What could be changed soon or done better the next time? (There will be a next time.) There are some technical fixes that might help some, including easy daily home lower-sensitivity antibody tests to quickly identify contagious cases. Faster PCR test results could also be gotten by batch testing. On policy, the University did not have to bait by advertising a very soft policy, saying they wouldn’t be checking bars, and then switch to crackdowns when that inevitably didn’t work. Campus workers and students need to be in on the modeling and planning from the start, both because they directly suffer the consequences of a bad plan and because they actually know something about how things work around here. Unions rather than administrators should pick the workers’ representatives to avoid an echo chamber.
The big changes needed are at the national and international level. The Trump administration, with its depraved indifference to human life, must be replaced, at least by some ordinary government, like say those of Canada or Germany. Otherwise, most people will have no tests when they need them and will be drowned in lies about what protective measures and treatments work. Even the relatively benign players have not been consistently honest with people in this, such as with the Centers for Disease Control’s initial claims that masks were worthless.
Locally, UIUC’s response has not turned out to be a great example. It has the usual problems of top-down command in a very unequal society; but the idea of trying to decide what to do based on a real estimate of the consequences shouldn’t be abandoned. As for our local health department, the bottom line is that our county’s death rate is roughly one fifth of the national rate, so they’ve done a creditable job. But the job isn’t over.
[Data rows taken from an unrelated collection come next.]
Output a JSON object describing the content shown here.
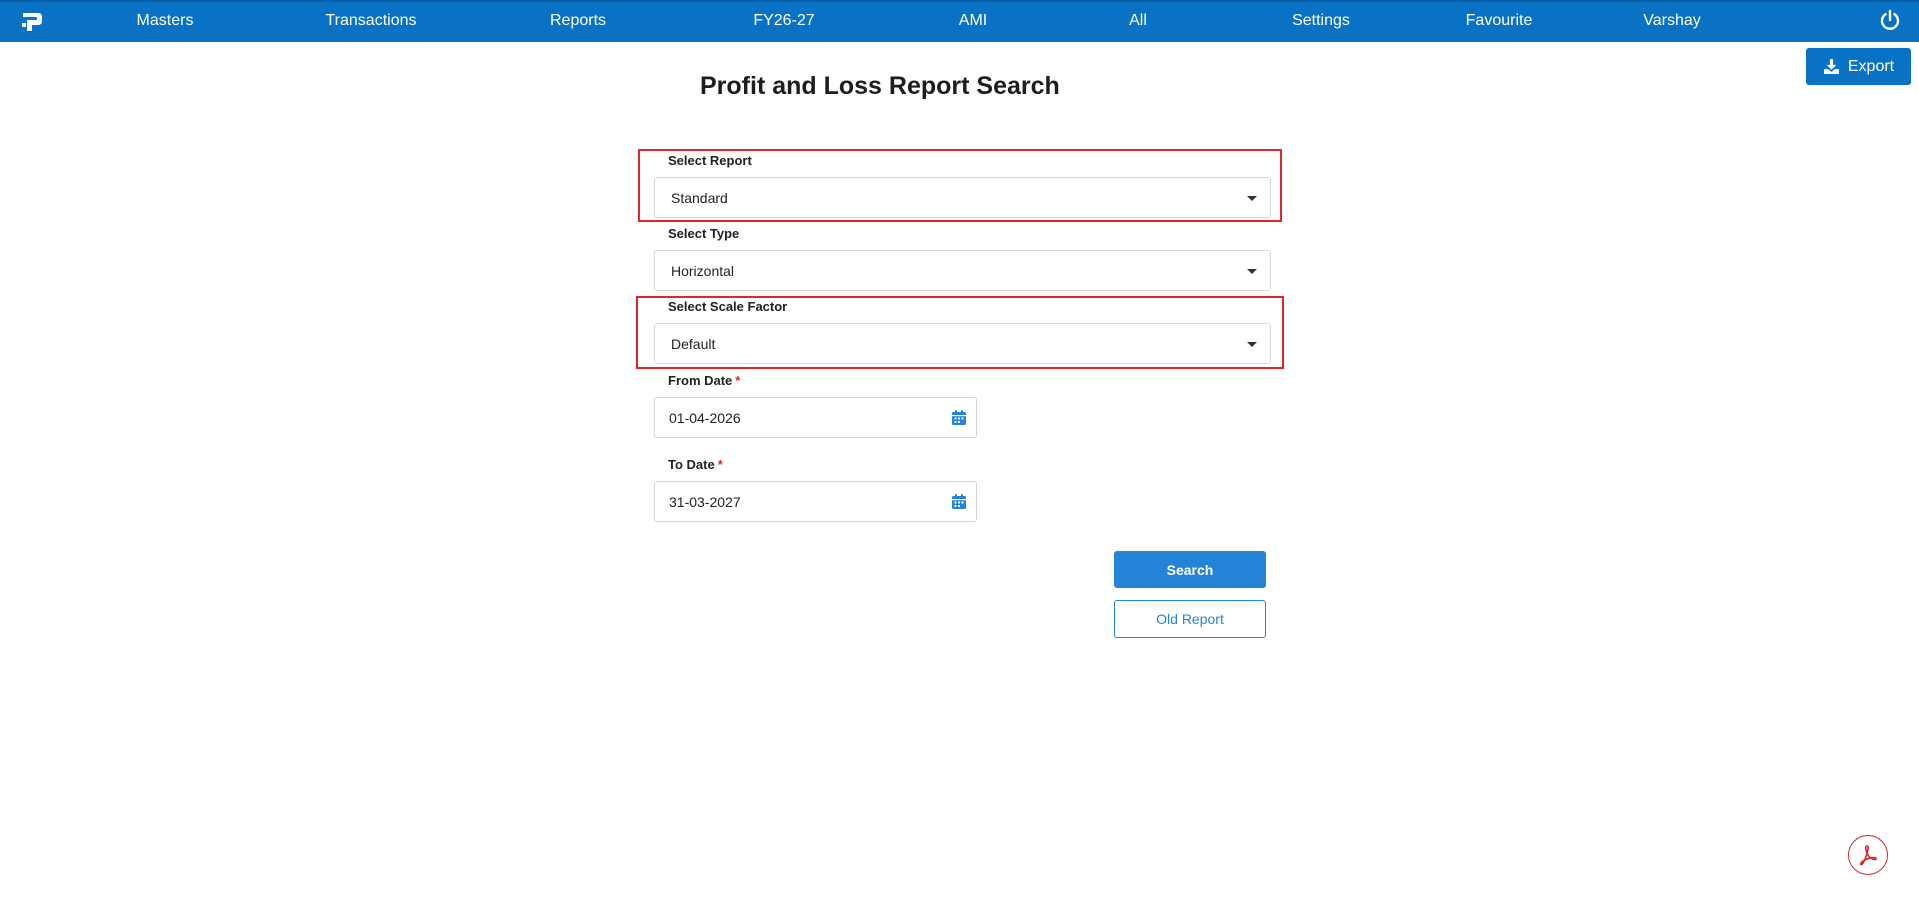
{
  "nav": {
    "items": [
      "Masters",
      "Transactions",
      "Reports",
      "FY26-27",
      "AMI",
      "All",
      "Settings",
      "Favourite",
      "Varshay"
    ]
  },
  "toolbar": {
    "export_label": "Export"
  },
  "page": {
    "title": "Profit and Loss Report Search"
  },
  "form": {
    "select_report": {
      "label": "Select Report",
      "value": "Standard"
    },
    "select_type": {
      "label": "Select Type",
      "value": "Horizontal"
    },
    "select_scale_factor": {
      "label": "Select Scale Factor",
      "value": "Default"
    },
    "from_date": {
      "label": "From Date",
      "required_mark": "*",
      "value": "01-04-2026"
    },
    "to_date": {
      "label": "To Date",
      "required_mark": "*",
      "value": "31-03-2027"
    }
  },
  "actions": {
    "search_label": "Search",
    "old_report_label": "Old Report"
  },
  "colors": {
    "brand": "#0a72c4",
    "button": "#2484d8",
    "highlight": "#e0262c"
  },
  "icons": [
    "app-logo",
    "power-icon",
    "download-icon",
    "caret-down-icon",
    "calendar-icon",
    "pdf-icon"
  ]
}
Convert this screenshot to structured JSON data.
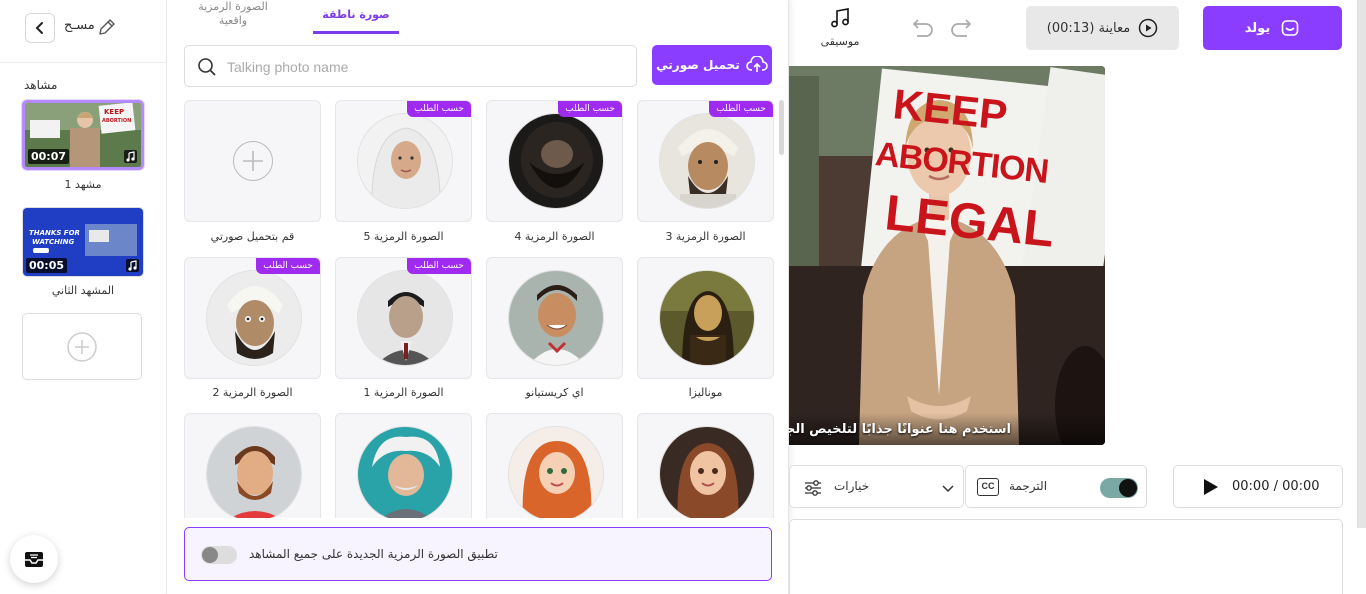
{
  "header": {
    "project_name": "مسـح",
    "music_label": "موسيقى",
    "preview_label": "معاينة (00:13)",
    "export_label": "يولد"
  },
  "scenes": {
    "title": "مشاهد",
    "items": [
      {
        "label": "مشهد 1",
        "duration": "00:07",
        "thumb_text": "KEEP ABORTION LEGAL"
      },
      {
        "label": "المشهد الثاني",
        "duration": "00:05",
        "thumb_text": "THANKS FOR WATCHING"
      }
    ]
  },
  "panel": {
    "tabs": [
      {
        "label": "صورة ناطقة",
        "active": true
      },
      {
        "label": "الصورة الرمزية واقعية",
        "active": false
      }
    ],
    "upload_button": "تحميل صورتي",
    "search_placeholder": "Talking photo name",
    "badge_text": "حسب الطلب",
    "cards": [
      {
        "label": "الصورة الرمزية 3",
        "badge": true
      },
      {
        "label": "الصورة الرمزية 4",
        "badge": true
      },
      {
        "label": "الصورة الرمزية 5",
        "badge": true
      },
      {
        "label": "قم بتحميل صورتي",
        "badge": false
      },
      {
        "label": "موناليزا",
        "badge": false
      },
      {
        "label": "اي كريستيانو",
        "badge": false
      },
      {
        "label": "الصورة الرمزية 1",
        "badge": true
      },
      {
        "label": "الصورة الرمزية 2",
        "badge": true
      }
    ],
    "apply_all_label": "تطبيق الصورة الرمزية الجديدة على جميع المشاهد"
  },
  "video": {
    "sign_text_1": "KEEP",
    "sign_text_2": "ABORTION",
    "sign_text_3": "LEGAL",
    "caption": "استخدم هنا عنوانًا جذابًا لتلخيص الجانب"
  },
  "controls": {
    "options_label": "خيارات",
    "subtitle_label": "الترجمة",
    "cc_text": "CC",
    "time": "00:00 / 00:00"
  },
  "colors": {
    "accent": "#8b3dff",
    "badge": "#a02bf0"
  }
}
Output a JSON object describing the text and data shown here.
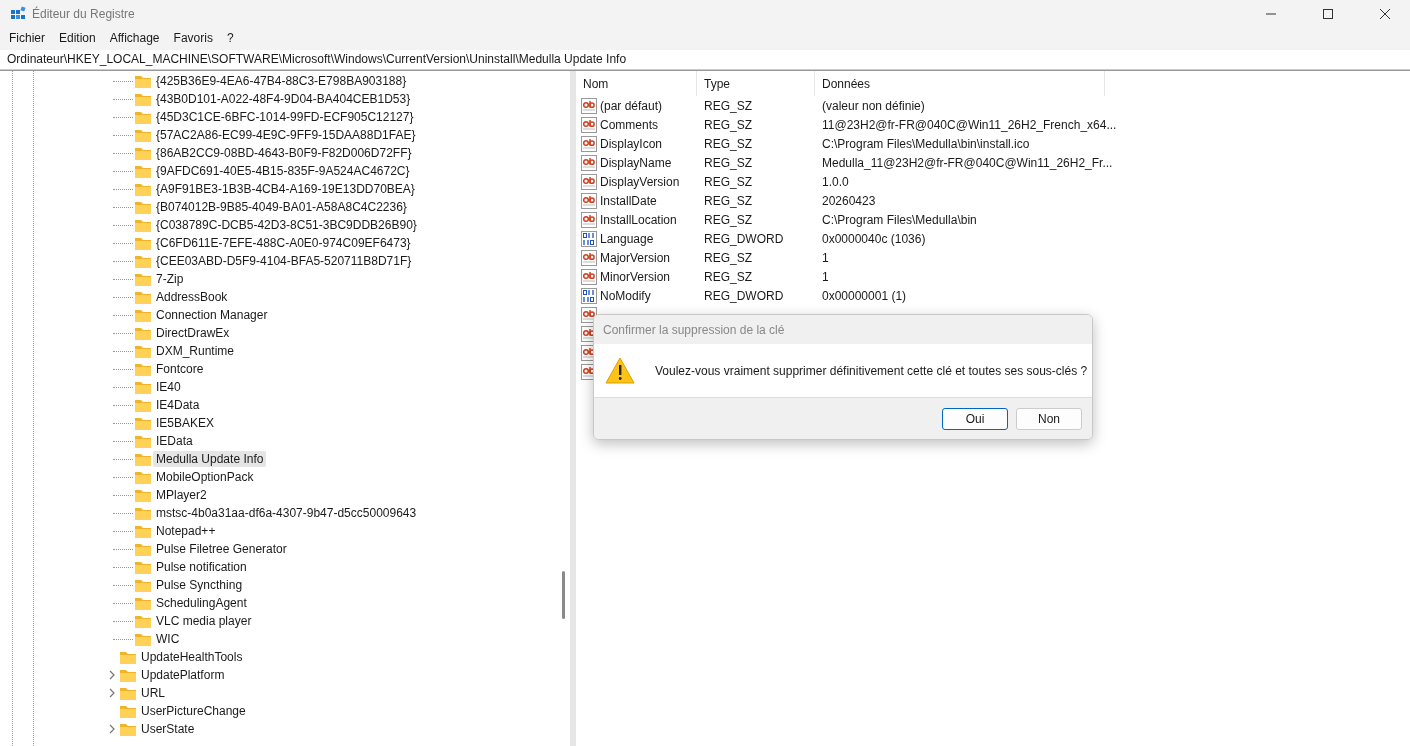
{
  "window": {
    "title": "Éditeur du Registre"
  },
  "menu": [
    "Fichier",
    "Edition",
    "Affichage",
    "Favoris",
    "?"
  ],
  "address": "Ordinateur\\HKEY_LOCAL_MACHINE\\SOFTWARE\\Microsoft\\Windows\\CurrentVersion\\Uninstall\\Medulla Update Info",
  "tree": [
    {
      "children": [
        {
          "label": "{425B36E9-4EA6-47B4-88C3-E798BA903188}",
          "selected": false
        },
        {
          "label": "{43B0D101-A022-48F4-9D04-BA404CEB1D53}",
          "selected": false
        },
        {
          "label": "{45D3C1CE-6BFC-1014-99FD-ECF905C12127}",
          "selected": false
        },
        {
          "label": "{57AC2A86-EC99-4E9C-9FF9-15DAA88D1FAE}",
          "selected": false
        },
        {
          "label": "{86AB2CC9-08BD-4643-B0F9-F82D006D72FF}",
          "selected": false
        },
        {
          "label": "{9AFDC691-40E5-4B15-835F-9A524AC4672C}",
          "selected": false
        },
        {
          "label": "{A9F91BE3-1B3B-4CB4-A169-19E13DD70BEA}",
          "selected": false
        },
        {
          "label": "{B074012B-9B85-4049-BA01-A58A8C4C2236}",
          "selected": false
        },
        {
          "label": "{C038789C-DCB5-42D3-8C51-3BC9DDB26B90}",
          "selected": false
        },
        {
          "label": "{C6FD611E-7EFE-488C-A0E0-974C09EF6473}",
          "selected": false
        },
        {
          "label": "{CEE03ABD-D5F9-4104-BFA5-520711B8D71F}",
          "selected": false
        },
        {
          "label": "7-Zip",
          "selected": false
        },
        {
          "label": "AddressBook",
          "selected": false
        },
        {
          "label": "Connection Manager",
          "selected": false
        },
        {
          "label": "DirectDrawEx",
          "selected": false
        },
        {
          "label": "DXM_Runtime",
          "selected": false
        },
        {
          "label": "Fontcore",
          "selected": false
        },
        {
          "label": "IE40",
          "selected": false
        },
        {
          "label": "IE4Data",
          "selected": false
        },
        {
          "label": "IE5BAKEX",
          "selected": false
        },
        {
          "label": "IEData",
          "selected": false
        },
        {
          "label": "Medulla Update Info",
          "selected": true
        },
        {
          "label": "MobileOptionPack",
          "selected": false
        },
        {
          "label": "MPlayer2",
          "selected": false
        },
        {
          "label": "mstsc-4b0a31aa-df6a-4307-9b47-d5cc50009643",
          "selected": false
        },
        {
          "label": "Notepad++",
          "selected": false
        },
        {
          "label": "Pulse Filetree Generator",
          "selected": false
        },
        {
          "label": "Pulse notification",
          "selected": false
        },
        {
          "label": "Pulse Syncthing",
          "selected": false
        },
        {
          "label": "SchedulingAgent",
          "selected": false
        },
        {
          "label": "VLC media player",
          "selected": false
        },
        {
          "label": "WIC",
          "selected": false
        }
      ]
    },
    {
      "label": "UpdateHealthTools",
      "selected": false,
      "expandable": false
    },
    {
      "label": "UpdatePlatform",
      "selected": false,
      "expandable": true
    },
    {
      "label": "URL",
      "selected": false,
      "expandable": true
    },
    {
      "label": "UserPictureChange",
      "selected": false,
      "expandable": false
    },
    {
      "label": "UserState",
      "selected": false,
      "expandable": true
    }
  ],
  "table": {
    "columns": [
      "Nom",
      "Type",
      "Données"
    ],
    "rows": [
      {
        "kind": "sz",
        "name": "(par défaut)",
        "type": "REG_SZ",
        "data": "(valeur non définie)"
      },
      {
        "kind": "sz",
        "name": "Comments",
        "type": "REG_SZ",
        "data": "11@23H2@fr-FR@040C@Win11_26H2_French_x64..."
      },
      {
        "kind": "sz",
        "name": "DisplayIcon",
        "type": "REG_SZ",
        "data": "C:\\Program Files\\Medulla\\bin\\install.ico"
      },
      {
        "kind": "sz",
        "name": "DisplayName",
        "type": "REG_SZ",
        "data": "Medulla_11@23H2@fr-FR@040C@Win11_26H2_Fr..."
      },
      {
        "kind": "sz",
        "name": "DisplayVersion",
        "type": "REG_SZ",
        "data": "1.0.0"
      },
      {
        "kind": "sz",
        "name": "InstallDate",
        "type": "REG_SZ",
        "data": "20260423"
      },
      {
        "kind": "sz",
        "name": "InstallLocation",
        "type": "REG_SZ",
        "data": "C:\\Program Files\\Medulla\\bin"
      },
      {
        "kind": "dword",
        "name": "Language",
        "type": "REG_DWORD",
        "data": "0x0000040c (1036)"
      },
      {
        "kind": "sz",
        "name": "MajorVersion",
        "type": "REG_SZ",
        "data": "1"
      },
      {
        "kind": "sz",
        "name": "MinorVersion",
        "type": "REG_SZ",
        "data": "1"
      },
      {
        "kind": "dword",
        "name": "NoModify",
        "type": "REG_DWORD",
        "data": "0x00000001 (1)"
      },
      {
        "kind": "sz"
      },
      {
        "kind": "sz"
      },
      {
        "kind": "sz"
      },
      {
        "kind": "sz"
      }
    ]
  },
  "dialog": {
    "title": "Confirmer la suppression de la clé",
    "message": "Voulez-vous vraiment supprimer définitivement cette clé et toutes ses sous-clés ?",
    "buttons": [
      {
        "label": "Oui",
        "default": true
      },
      {
        "label": "Non",
        "default": false
      }
    ]
  }
}
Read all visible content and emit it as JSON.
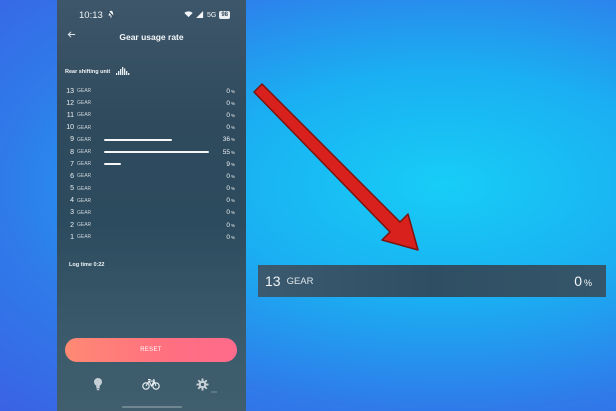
{
  "status": {
    "time": "10:13",
    "network": "5G",
    "battery": "98"
  },
  "header": {
    "title": "Gear usage rate"
  },
  "unit_label": "Rear shifting unit",
  "gear_word": "GEAR",
  "percent_symbol": "%",
  "gears": [
    {
      "num": "13",
      "pct": "0",
      "share": 0
    },
    {
      "num": "12",
      "pct": "0",
      "share": 0
    },
    {
      "num": "11",
      "pct": "0",
      "share": 0
    },
    {
      "num": "10",
      "pct": "0",
      "share": 0
    },
    {
      "num": "9",
      "pct": "36",
      "share": 36
    },
    {
      "num": "8",
      "pct": "55",
      "share": 55
    },
    {
      "num": "7",
      "pct": "9",
      "share": 9
    },
    {
      "num": "6",
      "pct": "0",
      "share": 0
    },
    {
      "num": "5",
      "pct": "0",
      "share": 0
    },
    {
      "num": "4",
      "pct": "0",
      "share": 0
    },
    {
      "num": "3",
      "pct": "0",
      "share": 0
    },
    {
      "num": "2",
      "pct": "0",
      "share": 0
    },
    {
      "num": "1",
      "pct": "0",
      "share": 0
    }
  ],
  "log_time": "Log time 0:22",
  "reset_label": "RESET",
  "zoom": {
    "num": "13",
    "label": "GEAR",
    "pct": "0",
    "symbol": "%"
  },
  "colors": {
    "reset_start": "#ff8a74",
    "reset_end": "#ff6b8c",
    "arrow": "#d8211c",
    "arrow_outline": "#7a1410"
  },
  "icons": [
    "back-arrow-icon",
    "bell-off-icon",
    "wifi-icon",
    "signal-icon",
    "battery-icon",
    "bar-chart-icon",
    "lightbulb-icon",
    "bicycle-icon",
    "gear-icon",
    "more-dots-icon"
  ]
}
Michael B. Weissman is a retired physics professor who has intermittently been active in politics. He did time for Vietnam draft resistance and initiated the scientific boycott of President Reagan’s Star Wars program.